Streifenjunko are a duo of Norwegian players Eivind Lønning and Espen Reinertsen, whose earlier releases for the Sofa Music label (No Longer Burning and Sval Torv) didn’t cross the desk at the time, but they’ve tended to focus on all-acoustic playing with their trumpet and saxophone / woodwinds pairing. Until now that is, since on Like Driving (SOFA 566) they’ve introduced electronic components into their performances. Part of this setup includes automatically-generated sounds emanating from the boxes in some way, and the performance seems to include the action of applying “starting and stopping signals”.

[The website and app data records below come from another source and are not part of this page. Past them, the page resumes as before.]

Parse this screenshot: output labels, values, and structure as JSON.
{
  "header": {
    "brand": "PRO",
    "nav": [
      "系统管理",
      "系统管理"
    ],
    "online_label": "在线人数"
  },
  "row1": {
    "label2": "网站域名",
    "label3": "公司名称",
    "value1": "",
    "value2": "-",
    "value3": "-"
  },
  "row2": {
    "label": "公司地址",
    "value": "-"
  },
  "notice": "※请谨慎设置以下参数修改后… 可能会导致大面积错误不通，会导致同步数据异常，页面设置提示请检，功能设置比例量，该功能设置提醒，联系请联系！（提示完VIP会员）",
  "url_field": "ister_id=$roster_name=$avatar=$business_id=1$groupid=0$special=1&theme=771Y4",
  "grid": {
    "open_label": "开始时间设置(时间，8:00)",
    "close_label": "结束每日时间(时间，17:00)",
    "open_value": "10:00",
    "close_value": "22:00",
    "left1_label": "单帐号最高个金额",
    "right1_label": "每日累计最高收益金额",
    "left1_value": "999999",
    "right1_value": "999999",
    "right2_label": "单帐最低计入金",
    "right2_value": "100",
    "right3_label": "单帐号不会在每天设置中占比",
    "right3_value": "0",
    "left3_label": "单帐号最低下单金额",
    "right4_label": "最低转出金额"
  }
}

This strategy has provided Streifenjunko with something not unlike a pre-programmed road map to follow as they puff their slow, simple notes; they liken the process to driving a car, hence the title. They also seem to relish the possibility of unexpected changes in the flow, so perhaps this self-generating software (if indeed that’s what it is) almost has a mind of its own, contributing passages of ever-renewing surprise in a halting manner. If we are expected to apply the driving metaphor as we appraise this, then ‘Everything We Touch Is Electric’ is about the slowest crawl I’ve ever hitched – even the bus inching its way over Waterloo Road in heavy traffic does better. However, despite the pedantic deliberation of the playing, the air still crackles with a certain tension, like that of strangers uncertain what to say to each other; and the combined instruments sound like a souped-up harmonium with three feet pumping the bellows. If they wanted to combine this software of theirs with a sat-nav box, I don’t expect it would sell too well, but at least the driver would arrive in a serene state of mind.

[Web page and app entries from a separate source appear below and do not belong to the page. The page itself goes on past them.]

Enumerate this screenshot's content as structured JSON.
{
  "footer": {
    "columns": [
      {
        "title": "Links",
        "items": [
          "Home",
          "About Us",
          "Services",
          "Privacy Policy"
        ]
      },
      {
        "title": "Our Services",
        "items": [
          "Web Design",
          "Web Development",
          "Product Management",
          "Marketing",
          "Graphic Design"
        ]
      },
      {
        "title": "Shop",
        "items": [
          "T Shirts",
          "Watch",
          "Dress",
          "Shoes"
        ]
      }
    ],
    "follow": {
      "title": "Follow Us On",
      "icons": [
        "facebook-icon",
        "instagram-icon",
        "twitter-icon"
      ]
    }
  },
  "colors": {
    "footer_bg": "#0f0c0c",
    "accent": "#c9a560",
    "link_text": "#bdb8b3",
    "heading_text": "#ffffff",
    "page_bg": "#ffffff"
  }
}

Which brings us to ‘Astronaut Peace’, where there’s hardly any stop-starting at all, and what emerges is like a flabbier version of a Yoshi Wada drone. And yet, even these shifting planes of brass and woodwind tones contain a certain eerie fascination, almost transparent in hue. Probably we are supposed to feel like a weightless astronaut floating round his tin can; it certainly isn’t much of a “driver”. An even lusher set of drones can be found on ‘Like Driving’, the 19 min title track, and here we’re getting back to the switcheroo element which is intervening in the smooth music-making process like a well-meaning hardware store owner, offering you tools of various sizes until you find the one that fits.

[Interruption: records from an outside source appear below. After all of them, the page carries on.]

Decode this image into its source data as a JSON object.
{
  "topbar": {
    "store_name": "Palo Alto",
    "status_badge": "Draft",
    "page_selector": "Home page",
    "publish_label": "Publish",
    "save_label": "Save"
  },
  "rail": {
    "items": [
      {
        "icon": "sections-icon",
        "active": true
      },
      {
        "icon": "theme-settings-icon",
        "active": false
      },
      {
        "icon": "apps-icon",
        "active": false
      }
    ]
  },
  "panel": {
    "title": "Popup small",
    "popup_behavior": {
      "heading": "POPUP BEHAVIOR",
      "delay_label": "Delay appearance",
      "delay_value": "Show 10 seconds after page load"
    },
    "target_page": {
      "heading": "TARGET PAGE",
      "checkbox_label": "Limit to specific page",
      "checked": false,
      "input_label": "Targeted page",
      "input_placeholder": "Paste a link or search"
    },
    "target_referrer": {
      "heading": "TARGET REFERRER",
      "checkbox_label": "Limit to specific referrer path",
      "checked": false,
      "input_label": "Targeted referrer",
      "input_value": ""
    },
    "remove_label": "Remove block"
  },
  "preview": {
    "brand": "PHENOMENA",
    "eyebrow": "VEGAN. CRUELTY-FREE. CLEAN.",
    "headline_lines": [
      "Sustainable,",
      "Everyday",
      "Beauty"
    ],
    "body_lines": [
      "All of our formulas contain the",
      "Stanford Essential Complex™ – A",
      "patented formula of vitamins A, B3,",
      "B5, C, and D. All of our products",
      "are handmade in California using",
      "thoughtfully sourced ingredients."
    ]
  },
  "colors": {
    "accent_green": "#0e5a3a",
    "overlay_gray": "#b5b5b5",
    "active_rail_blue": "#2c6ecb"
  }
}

Perhaps “intervening” is too strong a word for these rather mild changes that are taking place; it’s certainly not as crazy or wild as a John Zorn game piece, for instance. Instead, it’s a bit like turning switches or applying dampers / diapasons on an organ manual. The changes are largely being wrought on the tone and pitch, rather than determining the direction of the music very much. No wonder the players sound so relaxed; it’s like a game of dodgem cars happening very slowly, in vehicles made of foam rubber. From 12th October 2018.